(Collected data)
┄┄┄┄┄┄┄┄┄┄┄┄┄┄┄┄┄┄┄┄

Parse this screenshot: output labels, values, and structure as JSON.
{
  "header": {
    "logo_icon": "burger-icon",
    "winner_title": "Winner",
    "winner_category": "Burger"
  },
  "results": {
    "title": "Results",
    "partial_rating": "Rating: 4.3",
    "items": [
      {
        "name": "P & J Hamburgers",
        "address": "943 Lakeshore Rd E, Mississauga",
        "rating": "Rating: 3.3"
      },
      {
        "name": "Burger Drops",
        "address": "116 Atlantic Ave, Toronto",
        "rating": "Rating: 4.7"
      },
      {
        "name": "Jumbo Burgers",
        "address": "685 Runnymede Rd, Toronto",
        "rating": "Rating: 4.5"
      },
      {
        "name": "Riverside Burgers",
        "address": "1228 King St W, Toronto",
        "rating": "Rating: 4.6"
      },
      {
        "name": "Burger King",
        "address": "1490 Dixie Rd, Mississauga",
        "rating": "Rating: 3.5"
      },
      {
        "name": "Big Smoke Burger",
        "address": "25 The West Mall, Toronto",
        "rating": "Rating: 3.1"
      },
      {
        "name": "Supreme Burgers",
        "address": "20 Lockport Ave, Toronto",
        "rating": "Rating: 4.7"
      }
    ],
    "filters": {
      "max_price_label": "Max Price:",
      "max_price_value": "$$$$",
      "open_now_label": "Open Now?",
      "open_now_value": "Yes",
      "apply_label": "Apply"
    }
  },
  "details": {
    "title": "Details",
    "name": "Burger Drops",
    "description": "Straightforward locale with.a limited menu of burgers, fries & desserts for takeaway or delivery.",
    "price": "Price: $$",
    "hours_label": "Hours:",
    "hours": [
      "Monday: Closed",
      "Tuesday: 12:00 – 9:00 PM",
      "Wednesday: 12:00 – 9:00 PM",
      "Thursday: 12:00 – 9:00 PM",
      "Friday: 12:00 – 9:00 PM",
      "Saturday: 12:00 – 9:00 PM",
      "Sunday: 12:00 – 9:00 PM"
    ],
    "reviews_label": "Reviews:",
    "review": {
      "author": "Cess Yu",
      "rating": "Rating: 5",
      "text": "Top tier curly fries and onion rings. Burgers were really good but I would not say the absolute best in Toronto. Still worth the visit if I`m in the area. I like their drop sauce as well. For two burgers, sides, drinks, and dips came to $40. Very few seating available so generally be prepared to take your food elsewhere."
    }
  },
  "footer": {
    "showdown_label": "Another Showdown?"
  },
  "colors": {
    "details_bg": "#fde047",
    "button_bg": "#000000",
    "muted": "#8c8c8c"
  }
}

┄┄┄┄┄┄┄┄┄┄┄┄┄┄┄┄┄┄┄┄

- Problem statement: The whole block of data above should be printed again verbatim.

- Response to the task:
Parse this screenshot: output labels, values, and structure as JSON.
{
  "header": {
    "logo_icon": "burger-icon",
    "winner_title": "Winner",
    "winner_category": "Burger"
  },
  "results": {
    "title": "Results",
    "partial_rating": "Rating: 4.3",
    "items": [
      {
        "name": "P & J Hamburgers",
        "address": "943 Lakeshore Rd E, Mississauga",
        "rating": "Rating: 3.3"
      },
      {
        "name": "Burger Drops",
        "address": "116 Atlantic Ave, Toronto",
        "rating": "Rating: 4.7"
      },
      {
        "name": "Jumbo Burgers",
        "address": "685 Runnymede Rd, Toronto",
        "rating": "Rating: 4.5"
      },
      {
        "name": "Riverside Burgers",
        "address": "1228 King St W, Toronto",
        "rating": "Rating: 4.6"
      },
      {
        "name": "Burger King",
        "address": "1490 Dixie Rd, Mississauga",
        "rating": "Rating: 3.5"
      },
      {
        "name": "Big Smoke Burger",
        "address": "25 The West Mall, Toronto",
        "rating": "Rating: 3.1"
      },
      {
        "name": "Supreme Burgers",
        "address": "20 Lockport Ave, Toronto",
        "rating": "Rating: 4.7"
      }
    ],
    "filters": {
      "max_price_label": "Max Price:",
      "max_price_value": "$$$$",
      "open_now_label": "Open Now?",
      "open_now_value": "Yes",
      "apply_label": "Apply"
    }
  },
  "details": {
    "title": "Details",
    "name": "Burger Drops",
    "description": "Straightforward locale with.a limited menu of burgers, fries & desserts for takeaway or delivery.",
    "price": "Price: $$",
    "hours_label": "Hours:",
    "hours": [
      "Monday: Closed",
      "Tuesday: 12:00 – 9:00 PM",
      "Wednesday: 12:00 – 9:00 PM",
      "Thursday: 12:00 – 9:00 PM",
      "Friday: 12:00 – 9:00 PM",
      "Saturday: 12:00 – 9:00 PM",
      "Sunday: 12:00 – 9:00 PM"
    ],
    "reviews_label": "Reviews:",
    "review": {
      "author": "Cess Yu",
      "rating": "Rating: 5",
      "text": "Top tier curly fries and onion rings. Burgers were really good but I would not say the absolute best in Toronto. Still worth the visit if I`m in the area. I like their drop sauce as well. For two burgers, sides, drinks, and dips came to $40. Very few seating available so generally be prepared to take your food elsewhere."
    }
  },
  "footer": {
    "showdown_label": "Another Showdown?"
  },
  "colors": {
    "details_bg": "#fde047",
    "button_bg": "#000000",
    "muted": "#8c8c8c"
  }
}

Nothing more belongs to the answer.